Dispeller of Delusion; Chapt. 16, Classification of Knowledge

Discussion of Abhidhamma and related Commentaries

Moderator: Mahavihara moderator

Post Reply
User avatar
JeffR
Posts: 240
Joined: Fri Nov 20, 2009 3:54 am
Location: Minnesota, USA

Dispeller of Delusion; Chapt. 16, Classification of Knowledge

Post by JeffR » Thu Feb 02, 2017 5:58 am

I'm looking for some clarification/explanation. In the titled book and chapter, under 'Tetrads' §2091:
Herein, the three kinds of bodily bad conduct, the four kinds of verbal bad conduct and the three kinds of mental bad conduct are not called one's kamma. The ten kinds of good conduct in the three doors is called one's own (saka) kamma. Whether it is of oneself (attana) or of another, all unprofitable is not called one's own (saka) kamma. Why not? Because it destroys benefit (attha) and promotes harm. Whether it is of oneself or of another, all profitable is called one's own. Why? Because it destroys harm and promotes good.
I'm a little flummoxed here; we are all owners of our kamma, heir to our kamma, etc. So how is it that unprofitable is not called one's own, while profitable is called one's own?
What am I missing?
Is it because in purifying oneself that which destroys benefit and promotes harm is left behind, while that which destroys harm and promotes good maintains the purification process? Something on this order?

Thanks,
Therein what are 'six (types of) disrespect'? One dwells without respect, without deference for the Teacher; one dwells without respect, without deference for the Teaching; one dwells without respect, without deference for the Order; one dwells without respect, without deference for the precepts; one dwells without respect, without deference for heedfulness; one dwells without respect, without deference for hospitality. These are six (types of) disrespect.
:Vibh 945

User avatar
Dhammanando
Posts: 3774
Joined: Tue Dec 30, 2008 10:44 pm
Location: Ban Sri Pradu Cremation Ground, Phrao District, Chiangmai

Re: Dispeller of Delusion; Chapt. 16, Classification of Knowledge

Post by Dhammanando » Thu Feb 02, 2017 11:11 am

In Sutta usage, the terms attano kammaṃ (“one’s action”), sakakammaṃ (“one’s own action”) and attanā kataṃ kammaṃ (“action done by oneself”) are synonymous and one will indeed find them applied to wholesome and unwholesome actions alike.

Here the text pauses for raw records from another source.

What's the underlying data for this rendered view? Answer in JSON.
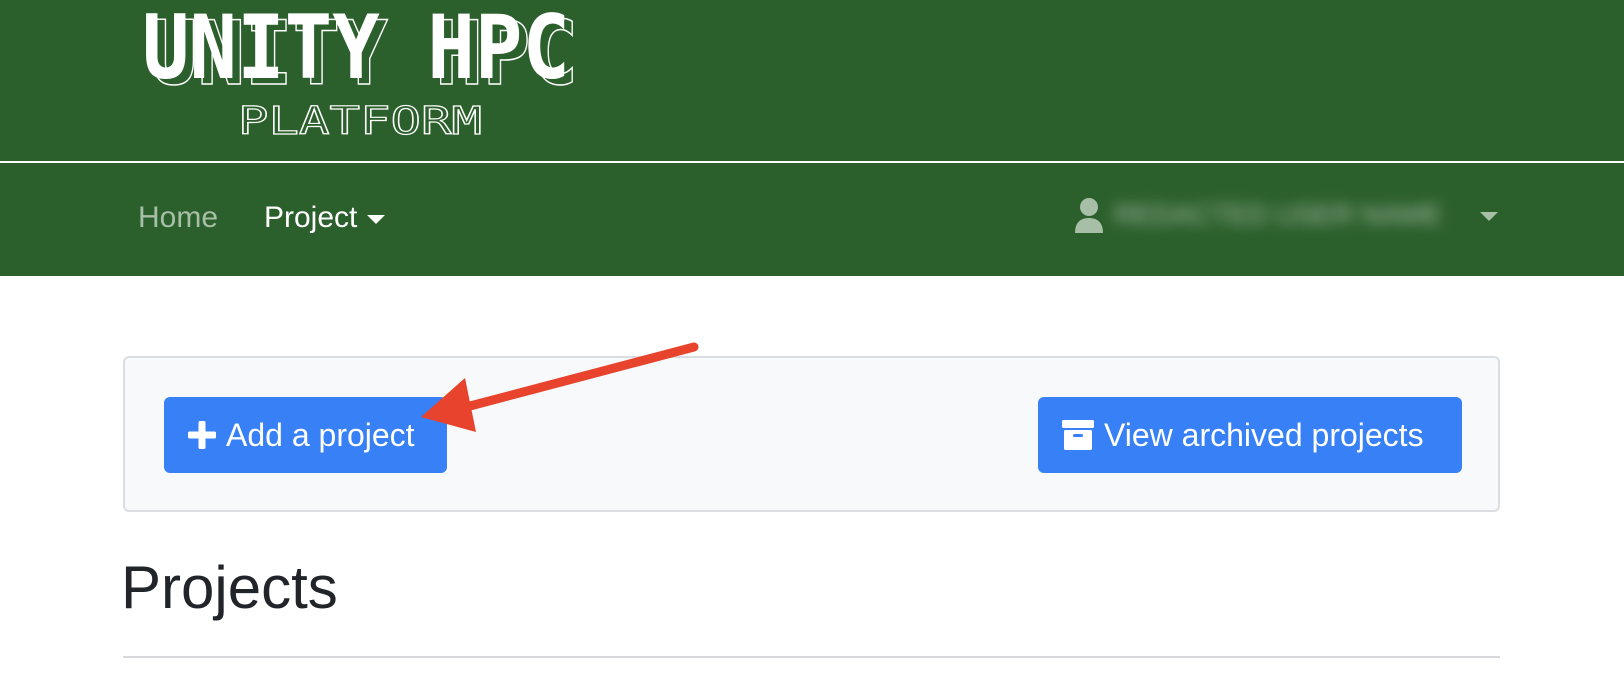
{
  "header": {
    "logo_title": "UNITY HPC",
    "logo_subtitle": "PLATFORM"
  },
  "navbar": {
    "home_label": "Home",
    "project_label": "Project",
    "user_name": "REDACTED USER NAME"
  },
  "toolbar": {
    "add_label": "Add a project",
    "archive_label": "View archived projects"
  },
  "main": {
    "heading": "Projects"
  },
  "colors": {
    "brand_green": "#2b5f2b",
    "primary_button": "#3880f5",
    "annotation_arrow": "#e8432d"
  },
  "icons": {
    "add": "plus-icon",
    "archive": "archive-box-icon",
    "user": "user-icon",
    "dropdown": "caret-down-icon"
  }
}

In the commentaries, however, in some contexts the word saka has a connotation that is not adequately conveyed by the usual translation “one’s own”. The connotation is that the thing in question is not only one’s own but that it is suitable and fitting for oneself. Unwholesome actions, inasmuch as they obstruct flourishing, conduce to pain, etc., are not “fitting for oneself” (saka) even though they may be “one’s own” (attano). [*]

Let me therefore propose an alternative translation to Ñāṇamoli’s:

  • Herein, the three kinds of bodily bad conduct, the four kinds of verbal bad conduct and the three kinds of mental bad conduct are not called ‘kamma appropriate for oneself’. The ten kinds of good conduct in the three doors is called ‘kamma appropriate for oneself’. Whether it is [done] by oneself (attanā) or by another, all unprofitable [kamma] is not called ‘kamma appropriate for onself’. Why not? Because it destroys benefit (attha) and promotes harm. Whether it is [done] by oneself or by another, all profitable [kamma] is called ‘kamma appropriate for onself’. Why? Because it destroys harm and promotes good.

_______________________________

[*] The commentarial use of saka might be profitably compared with that of the Latin proprius, which etymologically is the source not only of ‘property’ (i.e., that which one owns), but also of ‘proper’ (i.e., correct and suitable).

User avatar
JeffR
Posts: 240
Joined: Fri Nov 20, 2009 3:54 am
Location: Minnesota, USA

Re: Dispeller of Delusion; Chapt. 16, Classification of Knowledge

Post by JeffR » Thu Feb 02, 2017 7:22 pm

:anjali: Thank you Bhante.

Again it comes down to the translation/interpretation. Another example why it is good to understand the pali to the best of ones ability. Although I'm gaining a grasp of some words, that part is a struggle for me as I have never learned a second language and am progressing in my time in this existence. I still do my best while keeping the priority of my time focused more on studying the teaching rather than learning the language.
Therein what are 'six (types of) disrespect'? One dwells without respect, without deference for the Teacher; one dwells without respect, without deference for the Teaching; one dwells without respect, without deference for the Order; one dwells without respect, without deference for the precepts; one dwells without respect, without deference for heedfulness; one dwells without respect, without deference for hospitality. These are six (types of) disrespect.
:Vibh 945

Post Reply

Who is online

Users browsing this forum: No registered users and 5 guests